The return of America's Space Shuttle Atlantis last Friday also meant the return of soybeans grown and developed in space by scientists from chemical group DuPont. The researchers involved in the project said they saw a full major crop growth cycle in space - from planting seeds to growing new seeds. DuPont will use the project to investigate the possibility of developing new varieties of the popular crop.
The 97-day growth research initiative was the first to complete a major crop growth cycle in space - soybean seeds germinated, developed into plants, flowered, and produced new seedpods in space.
The soybean seed experiment was launched in June, by DuPont subsidiary, Pioneer Hi-Bred International with the Wisconsin Center for Space Automation and Robotics (WCSAR) - a NASA Commercial Space Center at the University of Wisconsin-Madison.
Pioneer and WCSAR will analyse the harvested seeds to determine if they have improved oil, protein, carbohydrates or secondary metabolites that could benefit farmers and consumers. Seeds exhibiting unique and desirable qualities will be planted by Pioneer scientists to determine if the traits can be inherited in future generations.
Pioneer will identify the genetics of those traits and use that information to further improve the soybeans' efficiency and profitability for farmers.
According to the United Soybean Board, soybeans are the largest single source of protein meal and vegetable oil in the human diet. Domestically, soybeans provide 80 per cent of the edible consumption of fats and oils in the United States.
In 2000, 54 per cent of the world's soybean trade originated from the United States with soybean and product exports reaching more than $6.6 billion.
Dr Tom Corbin, DuPont researcher on the project, said: "Studying the effects of soybean plants grown in space will help us expand our knowledge of soybeans and facilitate continued improvement of soybean germplasm for farmers."
Chief science and technology officer Dr Thomas M. Connelly, added: "As a science company, we know that future research opportunities may come from totally different venues and needs as we look ahead.

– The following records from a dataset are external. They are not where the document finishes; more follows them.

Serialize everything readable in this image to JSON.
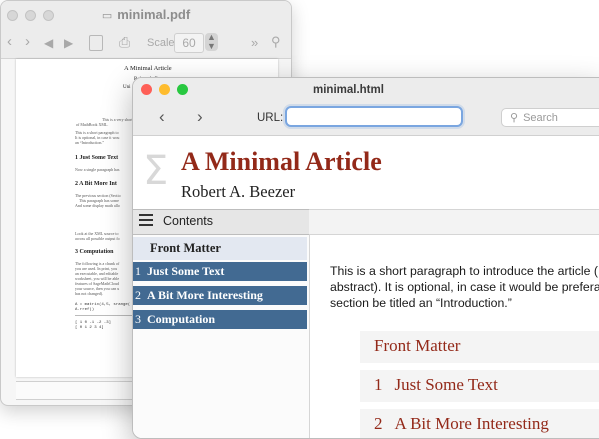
{
  "pdf_window": {
    "title": "minimal.pdf",
    "toolbar": {
      "scale_label": "Scale",
      "scale_value": "60"
    },
    "page": {
      "title": "A Minimal Article",
      "author_partial": "Robert A. Beezer",
      "affil_partial": "Uni",
      "abstract_partial": "This is a very short ar",
      "abstract_partial2": "of MathBook XML.",
      "intro_line1": "This is a short paragraph to",
      "intro_line2": "It is optional, in case it wou",
      "intro_line3": "an “Introduction.”",
      "sec1": "1  Just Some Text",
      "sec1_text": "Now a single paragraph has",
      "sec2": "2  A Bit More Int",
      "sec2_text1": "The previous section (Sectio",
      "sec2_text2": "This paragraph has some",
      "sec2_text3": "And some display math allo",
      "xml_text1": "Look at the XML source to",
      "xml_text2": "across all possible output fo",
      "sec3": "3  Computation",
      "sec3_text1": "The following is a chunk of",
      "sec3_text2": "you are used. In print, you",
      "sec3_text3": "an executable, and editable",
      "sec3_text4": "worksheet, you will be able",
      "sec3_text5": "features of SageMathCloud",
      "sec3_text6": "your source, then you can u",
      "sec3_text7": "has not changed).",
      "code1": "A = matrix(4,5, srange(",
      "code2": "A.rref()",
      "matrix1": "[ 1  0 -1 -2 -3]",
      "matrix2": "[ 0  1  2  3  4]"
    }
  },
  "web_window": {
    "title": "minimal.html",
    "url_label": "URL:",
    "url_value": "",
    "search_placeholder": "Search",
    "doc_title": "A Minimal Article",
    "doc_author": "Robert A. Beezer",
    "toc_label": "Contents",
    "toc": {
      "front_matter": "Front Matter",
      "items": [
        {
          "num": "1",
          "label": "Just Some Text"
        },
        {
          "num": "2",
          "label": "A Bit More Interesting"
        },
        {
          "num": "3",
          "label": "Computation"
        }
      ]
    },
    "intro_text": "This is a short paragraph to introduce the article (abstract). It is optional, in case it would be preferable section be titled an “Introduction.”",
    "intro_line1": "This is a short paragraph to introduce the article (",
    "intro_line2": "abstract). It is optional, in case it would be prefera",
    "intro_line3": "section be titled an “Introduction.”",
    "cards": [
      {
        "num": "",
        "label": "Front Matter"
      },
      {
        "num": "1",
        "label": "Just Some Text"
      },
      {
        "num": "2",
        "label": "A Bit More Interesting"
      }
    ],
    "colors": {
      "title_red": "#932919",
      "toc_blue": "#426a92",
      "url_focus": "#7aa6e0"
    }
  }
}
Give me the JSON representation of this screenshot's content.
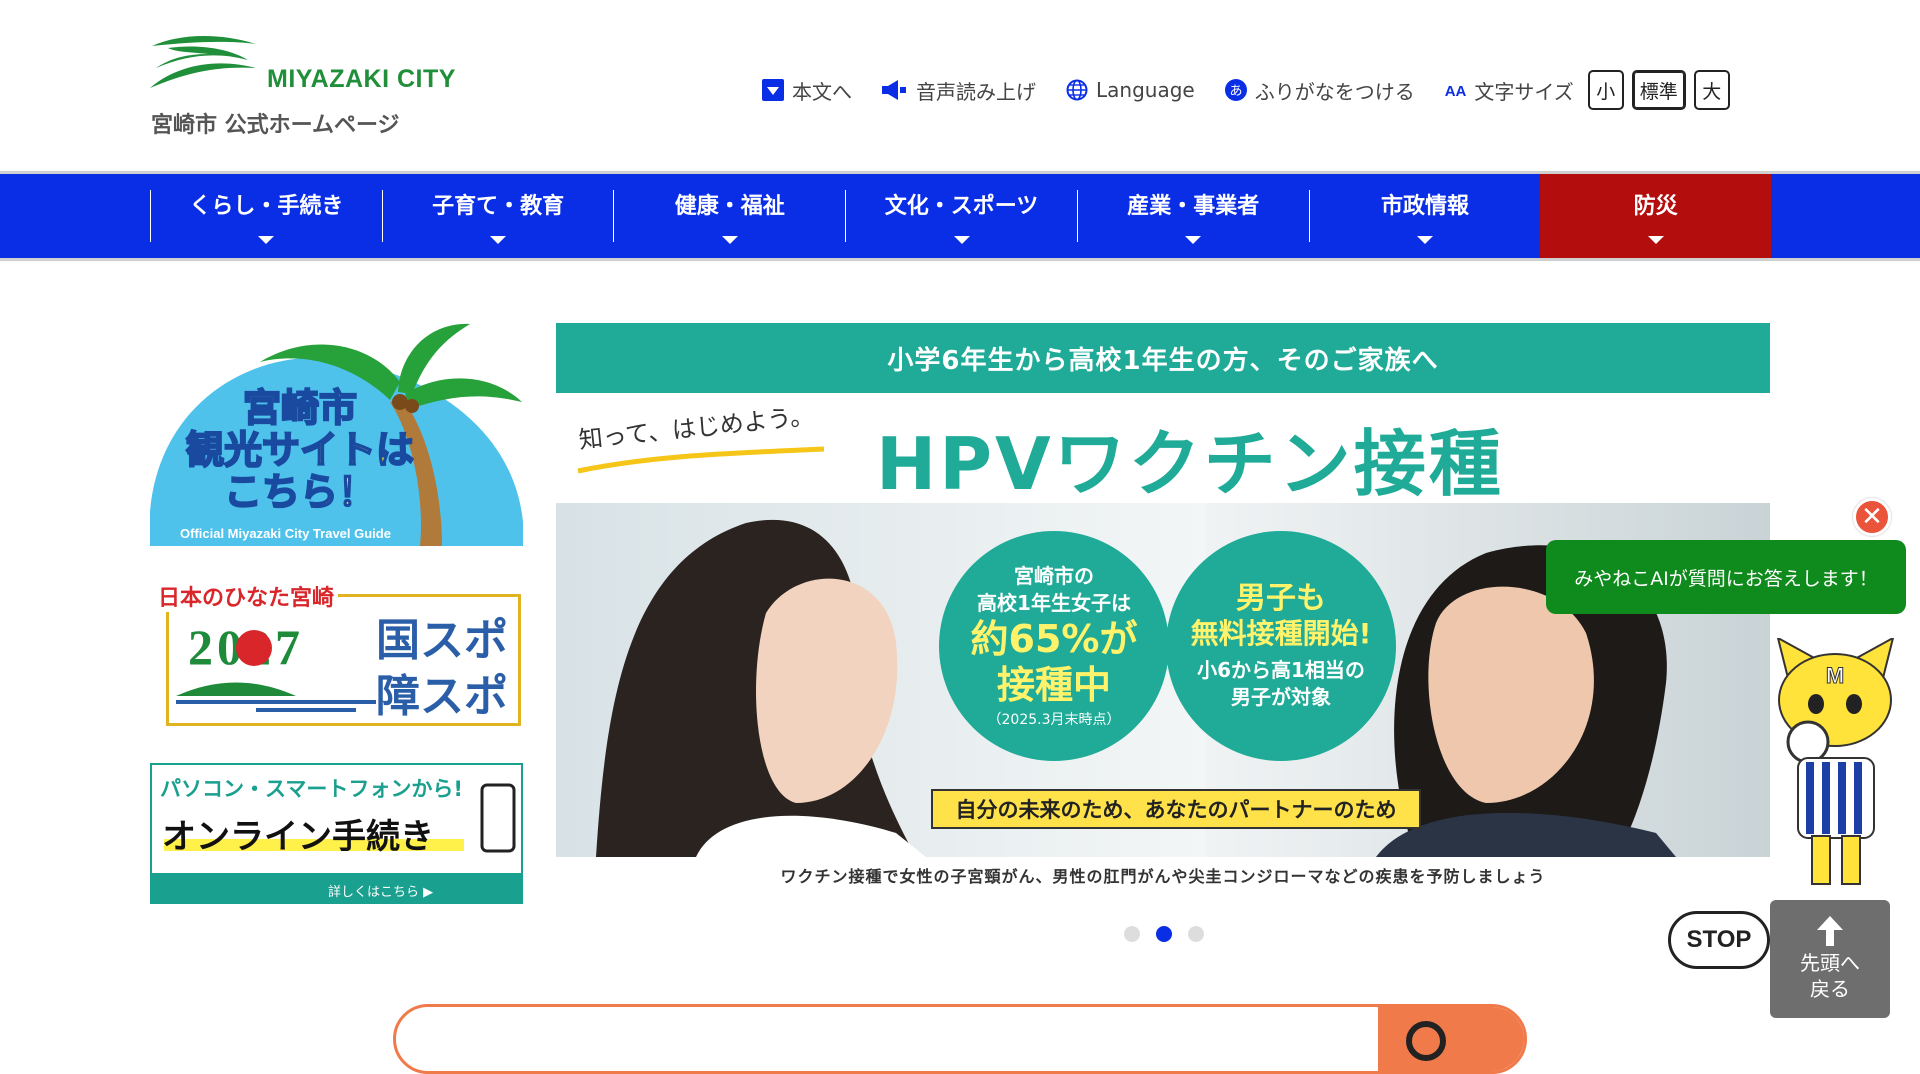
{
  "header": {
    "logo_en": "MIYAZAKI CITY",
    "logo_jp": "宮崎市 公式ホームページ",
    "utilities": [
      {
        "label": "本文へ",
        "icon": "skip-to-content-icon"
      },
      {
        "label": "音声読み上げ",
        "icon": "speaker-icon"
      },
      {
        "label": "Language",
        "icon": "globe-icon"
      },
      {
        "label": "ふりがなをつける",
        "icon": "furigana-icon"
      }
    ],
    "font_size": {
      "label": "文字サイズ",
      "icon_text": "AA",
      "options": [
        "小",
        "標準",
        "大"
      ]
    }
  },
  "nav": {
    "items": [
      "くらし・手続き",
      "子育て・教育",
      "健康・福祉",
      "文化・スポーツ",
      "産業・事業者",
      "市政情報",
      "防災"
    ]
  },
  "banners": {
    "travel": {
      "line1": "宮崎市",
      "line2": "観光サイトは",
      "line3": "こちら！",
      "sub": "Official Miyazaki City Travel Guide"
    },
    "sports": {
      "top": "日本のひなた宮崎",
      "year": "2027",
      "kokusupo": "国スポ",
      "shosupo": "障スポ"
    },
    "online": {
      "line1": "パソコン・スマートフォンから!",
      "line2": "オンライン手続き",
      "link": "詳しくはこちら ▶"
    }
  },
  "hero": {
    "topbar": "小学6年生から高校1年生の方、そのご家族へ",
    "tagline": "知って、はじめよう。",
    "title": "HPVワクチン接種",
    "circle1": {
      "line1": "宮崎市の",
      "line2": "高校1年生女子は",
      "big1": "約65%が",
      "big2": "接種中",
      "note": "（2025.3月末時点）"
    },
    "circle2": {
      "big1": "男子も",
      "big2": "無料接種開始!",
      "line1": "小6から高1相当の",
      "line2": "男子が対象"
    },
    "banner": "自分の未来のため、あなたのパートナーのため",
    "caption": "ワクチン接種で女性の子宮頸がん、男性の肛門がんや尖圭コンジローマなどの疾患を予防しましょう"
  },
  "slider": {
    "total": 3,
    "active_index": 2
  },
  "chat": {
    "message": "みやねこAIが質問にお答えします！",
    "close": "✕"
  },
  "controls": {
    "stop": "STOP",
    "totop_line1": "先頭へ",
    "totop_line2": "戻る"
  },
  "colors": {
    "nav": "#0a2ee6",
    "bousai": "#b40d0d",
    "accent_teal": "#1fab97",
    "chat_green": "#0f8a1c",
    "search_orange": "#f07a4a"
  }
}
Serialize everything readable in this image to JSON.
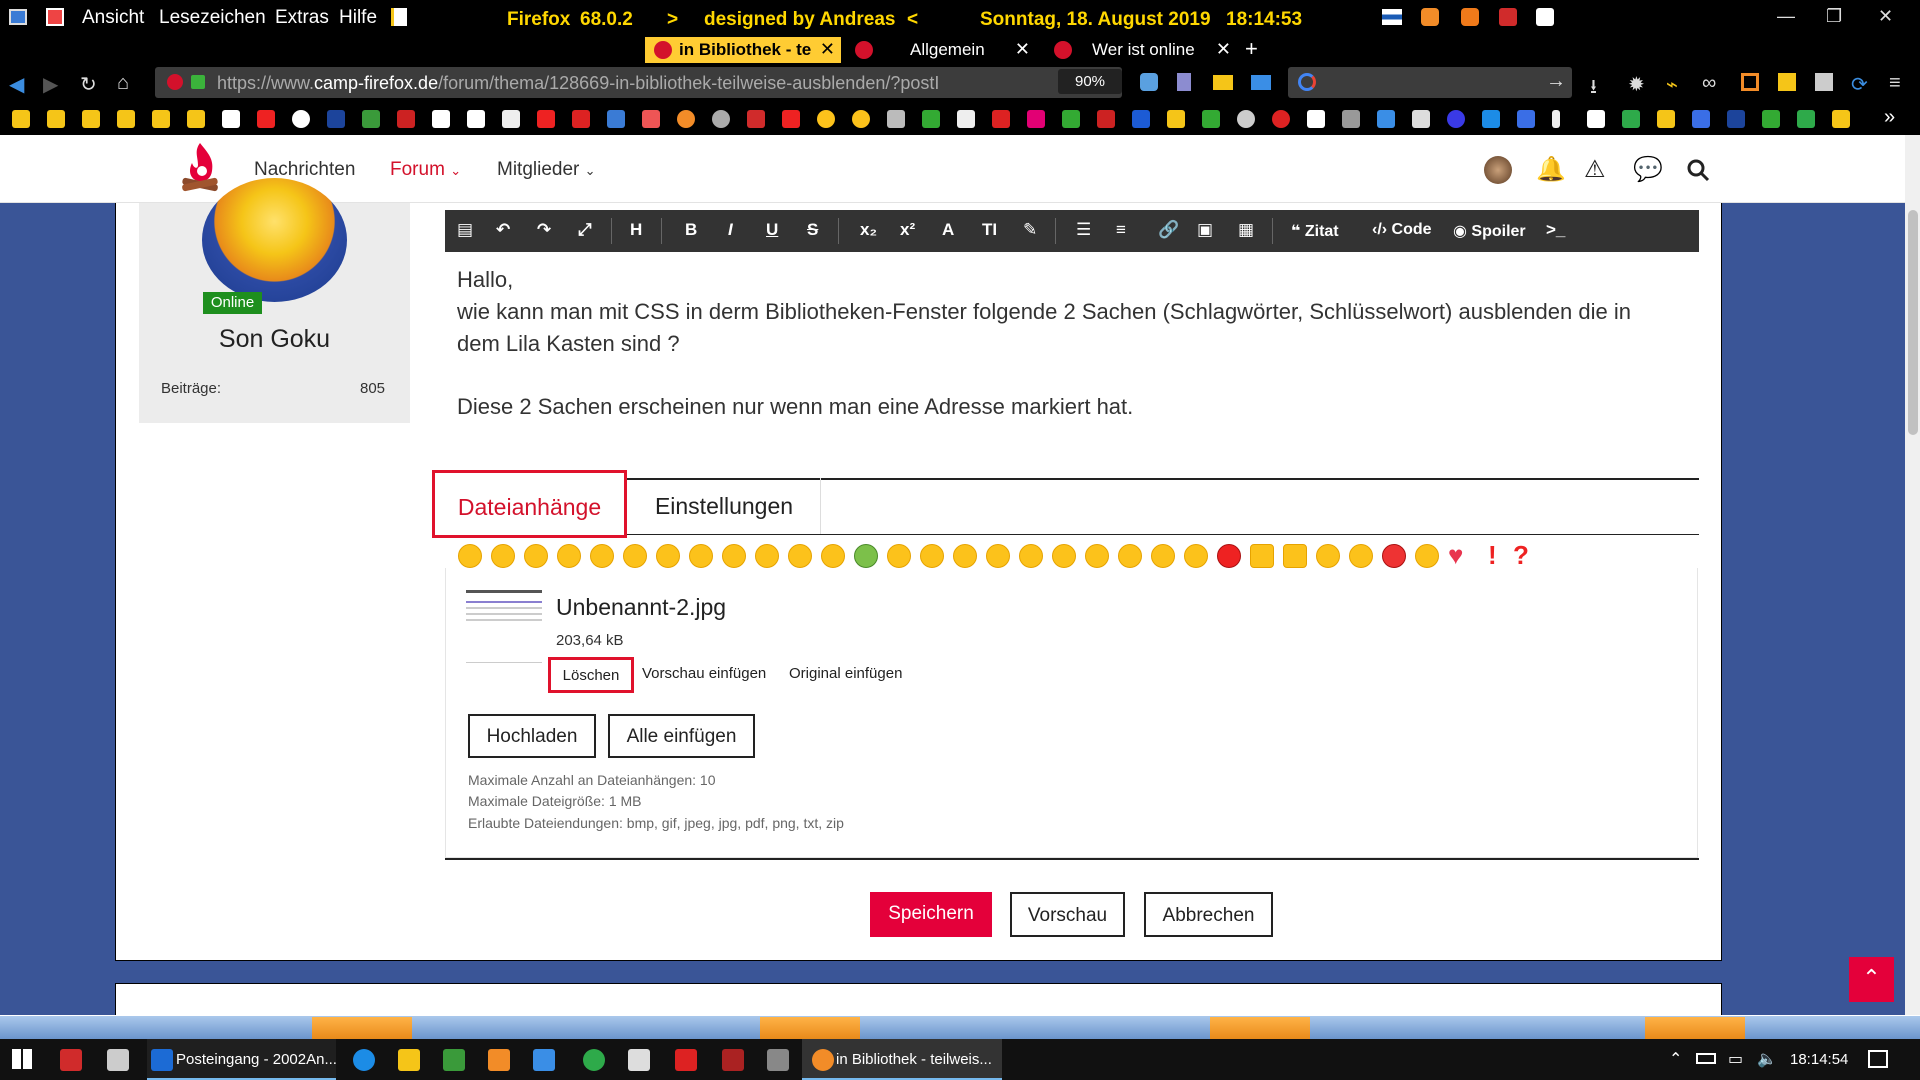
{
  "menubar": {
    "items": [
      "Ansicht",
      "Lesezeichen",
      "Extras",
      "Hilfe"
    ],
    "browser": "Firefox",
    "version": "68.0.2",
    "arrow_left": ">",
    "designed": "designed by Andreas",
    "arrow_right": "<",
    "date": "Sonntag, 18. August 2019",
    "time": "18:14:53"
  },
  "tabs": [
    {
      "label": "in Bibliothek - te"
    },
    {
      "label": "Allgemein"
    },
    {
      "label": "Wer ist online"
    }
  ],
  "new_tab": "+",
  "navbar": {
    "url_prefix": "https://www.",
    "url_domain": "camp-firefox.de",
    "url_path": "/forum/thema/128669-in-bibliothek-teilweise-ausblenden/?postI",
    "zoom": "90%"
  },
  "site_nav": {
    "items": [
      "Nachrichten",
      "Forum",
      "Mitglieder"
    ]
  },
  "user": {
    "status": "Online",
    "name": "Son Goku",
    "posts_label": "Beiträge:",
    "posts_value": "805"
  },
  "editor": {
    "toolbar": {
      "quote": "Zitat",
      "code": "Code",
      "spoiler": "Spoiler"
    },
    "lines": [
      "Hallo,",
      "wie kann man mit CSS in derm Bibliotheken-Fenster folgende 2 Sachen (Schlagwörter, Schlüsselwort) ausblenden die in",
      "dem Lila Kasten sind ?",
      "Diese 2 Sachen erscheinen nur wenn man eine Adresse markiert hat."
    ]
  },
  "editor_tabs": {
    "attachments": "Dateianhänge",
    "settings": "Einstellungen"
  },
  "attachment": {
    "filename": "Unbenannt-2.jpg",
    "size": "203,64 kB",
    "delete": "Löschen",
    "insert_preview": "Vorschau einfügen",
    "insert_original": "Original einfügen"
  },
  "attachment_buttons": {
    "upload": "Hochladen",
    "insert_all": "Alle einfügen"
  },
  "attachment_info": [
    "Maximale Anzahl an Dateianhängen: 10",
    "Maximale Dateigröße: 1 MB",
    "Erlaubte Dateiendungen: bmp, gif, jpeg, jpg, pdf, png, txt, zip"
  ],
  "form_buttons": {
    "save": "Speichern",
    "preview": "Vorschau",
    "cancel": "Abbrechen"
  },
  "taskbar": {
    "mail": "Posteingang - 2002An...",
    "firefox": "in Bibliothek - teilweis...",
    "clock": "18:14:54"
  },
  "colors": {
    "accent": "#e4003a",
    "highlight_border": "#e0122c",
    "page_bg": "#3a5597"
  }
}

The discovery process often requires exploring in unprecedented avenues to unleash the next wave of innovation and we are committed to discovering new and meaningful innovation wherever it is."